Congratulations to Jezza Neumann, True Vision Productions and Frontline — but especially a big ups to Brittany, Roger, Johnny, Jasmine, Jaylan, Joshua, Tyler and Kaylie, and the rest of their families.
‘Poor Kids’, directed by Jezza Neumann and produced by Lauren Mucciolo, has won the 2013 RFK Journalism Award! This is the first time in several years since a PBS Frontline film has received this distinguished honor.
The Robert F. Kennedy Journalism Awards honor those who report on issues that reflect Robert F. Kennedy’s concerns including human rights, social justice and the power of individual action in the United States and around the world. Entries include insights into the causes, conditions and remedies of injustice and critical analysis of relevant public policies, programs, attitudes and private endeavors.
Established in December of 1968 by a group of reporters covering Robert Kennedy’s presidential campaign, the awards program has far exceeded the expectations of its founders. Led by a committee of six independent journalists, the Awards are judged by more than fifty journalists each year. It has become the largest program of its kind and one of few in which the winners are determined solely by their peers.
The awards ceremony will be held in late September in Washington, DC. Congratulations also to the brave children who shared their stories — Brittany, Roger, Tyler, Kaylie, Sera, Johnny, Jasmine, Jaylan and Joshua.
Emma Gosnell reviews America’s Poor Kids in The Telegraph. “It was their voices – the programme largely consisted of them talking directly to camera – that made it so compelling,” she writes, referring to 10-year-old Kaylie, 11-year-old Sera and 13-year-old Johnny, who shared their stories directly to the cameras.
America’s Poor Kids aired last night on BBC Two to great response.
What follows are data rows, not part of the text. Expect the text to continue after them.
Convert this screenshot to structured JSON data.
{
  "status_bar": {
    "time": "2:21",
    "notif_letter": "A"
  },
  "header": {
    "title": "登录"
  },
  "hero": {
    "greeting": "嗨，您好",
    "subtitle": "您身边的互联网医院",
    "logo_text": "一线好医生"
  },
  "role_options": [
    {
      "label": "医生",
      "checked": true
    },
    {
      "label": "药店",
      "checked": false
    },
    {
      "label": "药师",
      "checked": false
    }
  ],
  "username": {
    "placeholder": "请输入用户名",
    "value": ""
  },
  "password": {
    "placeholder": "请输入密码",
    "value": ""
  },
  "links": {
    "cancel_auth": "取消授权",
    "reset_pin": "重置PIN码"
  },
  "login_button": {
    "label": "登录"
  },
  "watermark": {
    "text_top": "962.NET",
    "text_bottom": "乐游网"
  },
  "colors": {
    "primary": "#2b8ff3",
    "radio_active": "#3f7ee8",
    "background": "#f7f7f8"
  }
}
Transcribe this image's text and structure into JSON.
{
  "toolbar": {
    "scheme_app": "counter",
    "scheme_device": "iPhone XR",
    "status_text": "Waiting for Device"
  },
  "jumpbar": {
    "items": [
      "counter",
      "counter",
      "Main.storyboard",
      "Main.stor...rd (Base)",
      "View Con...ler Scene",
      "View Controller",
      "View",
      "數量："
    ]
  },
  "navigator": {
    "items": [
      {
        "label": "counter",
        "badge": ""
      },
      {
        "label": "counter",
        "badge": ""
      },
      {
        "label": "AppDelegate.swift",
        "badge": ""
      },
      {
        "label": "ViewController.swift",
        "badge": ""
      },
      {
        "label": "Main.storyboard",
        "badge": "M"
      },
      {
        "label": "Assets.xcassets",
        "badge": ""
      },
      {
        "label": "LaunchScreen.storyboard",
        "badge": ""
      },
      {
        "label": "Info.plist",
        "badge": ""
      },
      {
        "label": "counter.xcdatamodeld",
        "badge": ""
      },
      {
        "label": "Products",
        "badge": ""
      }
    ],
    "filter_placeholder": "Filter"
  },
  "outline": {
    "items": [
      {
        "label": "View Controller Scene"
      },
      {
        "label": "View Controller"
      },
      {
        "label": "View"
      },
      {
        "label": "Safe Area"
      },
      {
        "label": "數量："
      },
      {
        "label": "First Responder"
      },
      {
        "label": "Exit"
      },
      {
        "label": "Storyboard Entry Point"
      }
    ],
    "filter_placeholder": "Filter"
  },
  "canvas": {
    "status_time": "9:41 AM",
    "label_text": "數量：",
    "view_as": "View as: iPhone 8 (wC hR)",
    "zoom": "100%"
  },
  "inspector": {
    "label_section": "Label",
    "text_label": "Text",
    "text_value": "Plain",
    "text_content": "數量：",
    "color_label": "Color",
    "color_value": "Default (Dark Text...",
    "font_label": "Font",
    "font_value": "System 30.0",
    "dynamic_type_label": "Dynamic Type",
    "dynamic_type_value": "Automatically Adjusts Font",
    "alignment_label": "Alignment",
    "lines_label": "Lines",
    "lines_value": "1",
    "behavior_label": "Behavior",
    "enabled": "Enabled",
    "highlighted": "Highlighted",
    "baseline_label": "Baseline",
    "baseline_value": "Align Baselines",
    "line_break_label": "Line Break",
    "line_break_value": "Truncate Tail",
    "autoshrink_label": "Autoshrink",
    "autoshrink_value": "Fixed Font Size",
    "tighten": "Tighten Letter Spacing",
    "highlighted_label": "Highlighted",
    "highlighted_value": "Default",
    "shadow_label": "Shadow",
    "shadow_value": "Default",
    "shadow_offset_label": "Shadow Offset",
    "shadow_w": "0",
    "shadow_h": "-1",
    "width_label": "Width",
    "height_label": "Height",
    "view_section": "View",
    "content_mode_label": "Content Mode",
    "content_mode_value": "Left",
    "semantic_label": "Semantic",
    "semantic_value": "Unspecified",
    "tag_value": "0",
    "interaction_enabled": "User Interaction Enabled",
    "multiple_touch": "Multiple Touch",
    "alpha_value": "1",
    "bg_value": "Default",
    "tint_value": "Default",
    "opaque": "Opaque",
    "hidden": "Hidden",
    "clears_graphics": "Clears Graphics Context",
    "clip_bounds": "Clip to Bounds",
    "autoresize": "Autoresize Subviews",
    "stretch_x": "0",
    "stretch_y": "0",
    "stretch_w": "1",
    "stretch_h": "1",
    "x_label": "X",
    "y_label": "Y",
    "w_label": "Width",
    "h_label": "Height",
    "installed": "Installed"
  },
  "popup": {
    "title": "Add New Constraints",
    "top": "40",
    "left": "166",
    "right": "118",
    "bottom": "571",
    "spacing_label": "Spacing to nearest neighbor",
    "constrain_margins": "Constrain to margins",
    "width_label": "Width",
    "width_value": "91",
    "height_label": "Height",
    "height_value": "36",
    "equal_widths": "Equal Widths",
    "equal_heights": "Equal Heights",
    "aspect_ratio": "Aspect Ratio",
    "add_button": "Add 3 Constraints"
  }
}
The BBC Blog and Twitter feeds #poorkidsusa and #jezzaneumann were alive with many questions and comments about the film. This morning, The Guardian called it a “haunting film about child poverty in the richest nation on earth.” Writes Lisa Mangan, “The film was a tender curation and display of all the customarily unseen – or customarily ignored, at least by the people in whose power it lies to change things – ramifications of poverty.” The full review is available here.
America’s Poor Kids airs tomorrow night on BBC 2 This World. The British version of the film, known as Poor Kids on PBS’s Frontline, includes Sera and her family from San Francisco with the other children and families from the Quad Cities. Director Jezza Neumann answers questions about the making of the film on the BBC’s blog, which can be found here.
America’s Poor Kids gets 4 out of 5 stars in Time Out London.
Check out the review here, by Gabriel Tate.
If ever we wished a format wasn’t exportable, it’s this. But Brian Woods and Jezza Neumann’s concept of analysing the realities and effects of poverty through interviews with children proves just as punishingly effective in the States as it did in 2011’s UK documentary.
Focusing on three Iowan families laid low by the recession, it exposes the fallacy of right-wing claims that welfare is a hammock rather than a safety net. The parents are desperate to work and the kids desperate to learn, but unemployment benefit is pitiful, medical insurance scanty and waiting lists for subsidised housing on the rise. Theirs are itinerant lives of homeless shelters, motels and a constant, gnawing hunger.
As ever, the kids cut to the quick with the heartbreaking maturity of their observations: ‘Grades is my only way out of here,’ says 13-year-old Johnny; ‘This is not the Great American Dream,’ reckons 11-year-old Sarah. Yet there’s no self-pity, which, perhaps oddly, makes this important film as inspiring as it does despairing.